A thriving young weapon that survived Philadelphia's roster turnover gets the Secret Superstar tag.
Secret Superstars: Philadelphia Eagles
The Philadelphia Eagles, in conjunction with the St. Louis Rams, surprised NFL fans with a quarterback trade on day one of this year’s free agency period. They also let LeSean McCoy go, almost acquired Frank Gore, did acquire DeMarco Murray and Ryan Matthews. They let Jeremy Maclin go to Kansas City and drafted Nelson Agholor to take his place. When Chip Kelly does not greatly alter an offensive position group it is worth noting, so it stands out that he kept his top two tight ends, Brent Celek and Zach Ertz. Celek has been a stalwart contributor for the Eagles for eight years, but it’s his younger counterpart, Zach Ertz, who will be the Secret Superstar for the Eagles in 2015.
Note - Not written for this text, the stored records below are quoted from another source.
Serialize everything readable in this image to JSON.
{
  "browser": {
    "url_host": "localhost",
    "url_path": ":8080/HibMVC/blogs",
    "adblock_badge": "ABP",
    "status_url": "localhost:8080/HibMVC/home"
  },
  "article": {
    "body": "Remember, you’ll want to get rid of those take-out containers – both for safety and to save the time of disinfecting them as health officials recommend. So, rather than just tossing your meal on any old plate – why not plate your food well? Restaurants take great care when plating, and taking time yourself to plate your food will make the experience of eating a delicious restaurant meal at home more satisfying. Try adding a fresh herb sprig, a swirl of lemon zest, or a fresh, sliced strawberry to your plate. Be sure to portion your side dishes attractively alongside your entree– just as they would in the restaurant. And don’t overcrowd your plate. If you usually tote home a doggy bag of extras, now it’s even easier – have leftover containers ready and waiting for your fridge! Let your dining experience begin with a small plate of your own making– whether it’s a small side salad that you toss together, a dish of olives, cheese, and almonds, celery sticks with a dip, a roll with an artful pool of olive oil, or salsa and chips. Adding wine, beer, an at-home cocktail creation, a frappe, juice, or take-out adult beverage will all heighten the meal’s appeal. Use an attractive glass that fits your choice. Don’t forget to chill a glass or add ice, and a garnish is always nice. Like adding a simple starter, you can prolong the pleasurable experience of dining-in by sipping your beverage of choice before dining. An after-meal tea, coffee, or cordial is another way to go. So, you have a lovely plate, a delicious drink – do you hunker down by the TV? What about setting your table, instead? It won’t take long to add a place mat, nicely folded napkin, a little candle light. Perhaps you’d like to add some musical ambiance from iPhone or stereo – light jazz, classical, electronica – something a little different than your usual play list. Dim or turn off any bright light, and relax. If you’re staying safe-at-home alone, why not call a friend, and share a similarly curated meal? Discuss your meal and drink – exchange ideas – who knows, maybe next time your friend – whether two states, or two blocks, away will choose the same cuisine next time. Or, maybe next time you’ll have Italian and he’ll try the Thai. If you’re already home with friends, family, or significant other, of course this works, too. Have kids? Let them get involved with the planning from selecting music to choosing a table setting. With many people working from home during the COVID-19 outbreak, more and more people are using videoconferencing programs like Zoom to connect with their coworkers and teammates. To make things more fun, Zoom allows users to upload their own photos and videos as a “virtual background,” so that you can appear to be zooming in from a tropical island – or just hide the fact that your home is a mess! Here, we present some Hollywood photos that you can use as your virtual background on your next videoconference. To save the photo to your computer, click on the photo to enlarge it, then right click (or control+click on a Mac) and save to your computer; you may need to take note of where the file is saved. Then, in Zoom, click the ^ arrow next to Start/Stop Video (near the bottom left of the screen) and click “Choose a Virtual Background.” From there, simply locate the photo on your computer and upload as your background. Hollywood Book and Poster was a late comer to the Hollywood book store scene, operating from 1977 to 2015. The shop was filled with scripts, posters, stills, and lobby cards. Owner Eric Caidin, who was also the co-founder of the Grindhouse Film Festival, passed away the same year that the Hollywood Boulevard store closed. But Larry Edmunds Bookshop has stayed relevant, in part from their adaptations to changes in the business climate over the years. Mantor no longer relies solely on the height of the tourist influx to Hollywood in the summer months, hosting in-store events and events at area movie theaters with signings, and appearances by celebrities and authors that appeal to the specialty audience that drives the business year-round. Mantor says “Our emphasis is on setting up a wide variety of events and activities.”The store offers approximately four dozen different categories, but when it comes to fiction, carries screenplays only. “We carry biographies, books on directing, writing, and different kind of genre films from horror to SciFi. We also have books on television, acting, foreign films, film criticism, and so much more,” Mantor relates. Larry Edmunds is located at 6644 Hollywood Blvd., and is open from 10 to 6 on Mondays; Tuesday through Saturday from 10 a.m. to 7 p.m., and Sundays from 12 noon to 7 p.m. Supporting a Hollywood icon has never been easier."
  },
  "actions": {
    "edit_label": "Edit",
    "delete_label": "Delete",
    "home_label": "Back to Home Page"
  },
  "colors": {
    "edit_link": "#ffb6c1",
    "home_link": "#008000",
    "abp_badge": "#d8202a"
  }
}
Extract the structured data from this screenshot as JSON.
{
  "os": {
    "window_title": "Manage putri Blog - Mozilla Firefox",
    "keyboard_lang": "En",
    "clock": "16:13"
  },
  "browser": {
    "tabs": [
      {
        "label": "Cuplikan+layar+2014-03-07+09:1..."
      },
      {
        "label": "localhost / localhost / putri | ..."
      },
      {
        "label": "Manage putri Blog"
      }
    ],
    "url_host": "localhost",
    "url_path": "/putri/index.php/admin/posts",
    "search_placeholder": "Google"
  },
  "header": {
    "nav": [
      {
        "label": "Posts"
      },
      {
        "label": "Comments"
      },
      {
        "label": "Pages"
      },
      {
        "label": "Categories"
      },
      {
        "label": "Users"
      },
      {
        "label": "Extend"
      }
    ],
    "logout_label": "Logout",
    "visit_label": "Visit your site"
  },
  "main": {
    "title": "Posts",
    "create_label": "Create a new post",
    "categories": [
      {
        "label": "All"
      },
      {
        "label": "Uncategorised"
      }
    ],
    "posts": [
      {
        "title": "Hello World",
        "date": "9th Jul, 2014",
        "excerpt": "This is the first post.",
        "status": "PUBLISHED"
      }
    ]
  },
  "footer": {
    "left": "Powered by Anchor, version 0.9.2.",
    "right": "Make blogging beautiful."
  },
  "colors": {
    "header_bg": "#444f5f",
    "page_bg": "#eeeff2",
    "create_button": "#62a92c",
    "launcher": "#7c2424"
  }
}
Ertz played three years at Stanford University in which he was a consensus All-American, an All-Pac 12 first team selection, and a finalist for the Mackey Award. Scouting reports heralded his speed, ball tracking, adjustment to passes and ability to win contested catches. His weaknesses included losing leverage while blocking.
He was drafted by the Eagles with the 35th overall pick.
Putting up a solid rookie season, Ertz ending the season ranked ninth overall among tight ends in our grading, seventh in receiving, and his Yards Per Route Run ranked sixth at the position. While his first year was good enough to be PFF’s Honorable Mention Rookie Tight End of 2013, it was only prelude for what he did in 2014.
The beginning of the 2014 season was one of extremes for Ertz. Week 2 against the Colts was his highest-graded game of the season and it featured a handful of notable catches. Among those was this gem: (4Q 1:56) Ertz, lined up in the slot, runs between the slot and outside cornerback in man coverage, creating space for himself toward the sideline, where Foles throws it. Ertz brings the ball down, and turns to gain a step on his corner. The safety, however, is on him and brings him down after a 24-yard gain.
This fine game, however, was followed by his worst two of the season, where his receiving grade fell off in both weeks, as did his pass blocking in Week 3, and his run blocking in Week 4. But he recovered nicely from these doldrums, and posted only one more negative game the whole season.
For the season, Ertz produced only four negatively-graded games as a receiver, resulting in a +7.5 grade for the season, which was the fourth highest for tight ends. He ran routes on 397 of his 603 snaps, but his blocking improved during the year. During the first half of the season he allowed three total pressures and earned a pass blocking grade of -2.4, but he didn’t allow a pressure in the second half of the season and posted a +0.5 as a a pass blocker.
His run blocking was also encouraging, improving from a first half grade of -0.2 to an impressive second half grade of +4.3. In the final game of the season he earned his highest mark in that department — illustrated on the first play of the fourth quarter, where Ertz engaged the defensive end to create a nice edg and help the runner to a 21-yard gain.
Third Year’s the Charm
Ertz had a very good first two seasons in the league. As an NFL sophomore, he had the fifth-highest overall grade among tight ends, was tied for the fourth-best drop rate, was the second-most targeted on deep passes, had the third-best deep pass catch rate, and is tied for fifth in Yards Per Route Run.
He would be a viable option in any offense, but the Eagles are not Receiver rich. While they did add Nelson Agholor in the first round of the draft, their most targeted Receiver in 2014, Maclin, is now on a different roster. For the rest of the 2014 Receivers, only Jordan Matthews (98) and Riley Cooper (91) were targeted more than Ertz (86). Ertz also was second only to Maclin in receiving grade for the team, with Matthews and Cooper well behind.
The main unknown is what Chip Kelly has planned for the Eagles’ offense. With a group of talented runners aboard, and his preference for three-WR sets, the scheme may limit Ertz’s targets. Ertz lines up in multiple positions, though, and has not been disposed of after two years in Kelly’s offense, which is an accomplishment and an endorsement.